*Directions*.
Repeat every line below exactly as it reads.

*Data under study*.
--- --- ---

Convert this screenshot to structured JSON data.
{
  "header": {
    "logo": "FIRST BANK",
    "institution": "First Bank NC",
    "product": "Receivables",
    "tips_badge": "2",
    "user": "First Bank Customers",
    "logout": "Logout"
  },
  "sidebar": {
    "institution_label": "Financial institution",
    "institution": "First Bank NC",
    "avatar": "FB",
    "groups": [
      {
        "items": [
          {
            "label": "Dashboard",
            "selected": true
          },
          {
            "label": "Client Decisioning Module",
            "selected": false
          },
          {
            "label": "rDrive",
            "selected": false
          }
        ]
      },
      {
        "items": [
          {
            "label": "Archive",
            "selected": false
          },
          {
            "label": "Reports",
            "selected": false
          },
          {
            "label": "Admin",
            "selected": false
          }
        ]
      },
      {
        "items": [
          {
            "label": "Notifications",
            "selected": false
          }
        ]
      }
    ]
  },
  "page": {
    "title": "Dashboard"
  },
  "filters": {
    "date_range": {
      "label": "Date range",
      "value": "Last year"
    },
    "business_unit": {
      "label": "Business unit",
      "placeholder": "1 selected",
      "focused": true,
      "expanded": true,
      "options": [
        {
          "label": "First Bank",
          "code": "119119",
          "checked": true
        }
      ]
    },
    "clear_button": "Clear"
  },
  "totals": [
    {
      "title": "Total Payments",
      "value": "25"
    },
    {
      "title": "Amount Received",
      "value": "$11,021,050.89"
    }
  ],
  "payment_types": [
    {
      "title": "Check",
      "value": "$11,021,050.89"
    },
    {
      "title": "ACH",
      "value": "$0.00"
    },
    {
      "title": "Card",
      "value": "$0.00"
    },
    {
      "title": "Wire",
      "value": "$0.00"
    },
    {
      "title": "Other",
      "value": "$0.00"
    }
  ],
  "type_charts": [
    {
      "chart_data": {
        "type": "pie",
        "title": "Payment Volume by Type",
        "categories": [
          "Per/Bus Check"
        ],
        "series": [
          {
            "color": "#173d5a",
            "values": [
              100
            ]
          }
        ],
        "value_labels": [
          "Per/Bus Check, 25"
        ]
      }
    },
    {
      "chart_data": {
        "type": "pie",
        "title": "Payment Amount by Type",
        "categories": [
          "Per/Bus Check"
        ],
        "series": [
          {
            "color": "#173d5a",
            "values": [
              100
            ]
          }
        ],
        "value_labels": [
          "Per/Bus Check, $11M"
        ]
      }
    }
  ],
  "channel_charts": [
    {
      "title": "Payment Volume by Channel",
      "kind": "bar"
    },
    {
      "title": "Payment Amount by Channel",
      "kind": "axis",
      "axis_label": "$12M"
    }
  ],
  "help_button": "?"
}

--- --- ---

*Final answer*.
Convert this screenshot to structured JSON data.
{
  "header": {
    "logo": "FIRST BANK",
    "institution": "First Bank NC",
    "product": "Receivables",
    "tips_badge": "2",
    "user": "First Bank Customers",
    "logout": "Logout"
  },
  "sidebar": {
    "institution_label": "Financial institution",
    "institution": "First Bank NC",
    "avatar": "FB",
    "groups": [
      {
        "items": [
          {
            "label": "Dashboard",
            "selected": true
          },
          {
            "label": "Client Decisioning Module",
            "selected": false
          },
          {
            "label": "rDrive",
            "selected": false
          }
        ]
      },
      {
        "items": [
          {
            "label": "Archive",
            "selected": false
          },
          {
            "label": "Reports",
            "selected": false
          },
          {
            "label": "Admin",
            "selected": false
          }
        ]
      },
      {
        "items": [
          {
            "label": "Notifications",
            "selected": false
          }
        ]
      }
    ]
  },
  "page": {
    "title": "Dashboard"
  },
  "filters": {
    "date_range": {
      "label": "Date range",
      "value": "Last year"
    },
    "business_unit": {
      "label": "Business unit",
      "placeholder": "1 selected",
      "focused": true,
      "expanded": true,
      "options": [
        {
          "label": "First Bank",
          "code": "119119",
          "checked": true
        }
      ]
    },
    "clear_button": "Clear"
  },
  "totals": [
    {
      "title": "Total Payments",
      "value": "25"
    },
    {
      "title": "Amount Received",
      "value": "$11,021,050.89"
    }
  ],
  "payment_types": [
    {
      "title": "Check",
      "value": "$11,021,050.89"
    },
    {
      "title": "ACH",
      "value": "$0.00"
    },
    {
      "title": "Card",
      "value": "$0.00"
    },
    {
      "title": "Wire",
      "value": "$0.00"
    },
    {
      "title": "Other",
      "value": "$0.00"
    }
  ],
  "type_charts": [
    {
      "chart_data": {
        "type": "pie",
        "title": "Payment Volume by Type",
        "categories": [
          "Per/Bus Check"
        ],
        "series": [
          {
            "color": "#173d5a",
            "values": [
              100
            ]
          }
        ],
        "value_labels": [
          "Per/Bus Check, 25"
        ]
      }
    },
    {
      "chart_data": {
        "type": "pie",
        "title": "Payment Amount by Type",
        "categories": [
          "Per/Bus Check"
        ],
        "series": [
          {
            "color": "#173d5a",
            "values": [
              100
            ]
          }
        ],
        "value_labels": [
          "Per/Bus Check, $11M"
        ]
      }
    }
  ],
  "channel_charts": [
    {
      "title": "Payment Volume by Channel",
      "kind": "bar"
    },
    {
      "title": "Payment Amount by Channel",
      "kind": "axis",
      "axis_label": "$12M"
    }
  ],
  "help_button": "?"
}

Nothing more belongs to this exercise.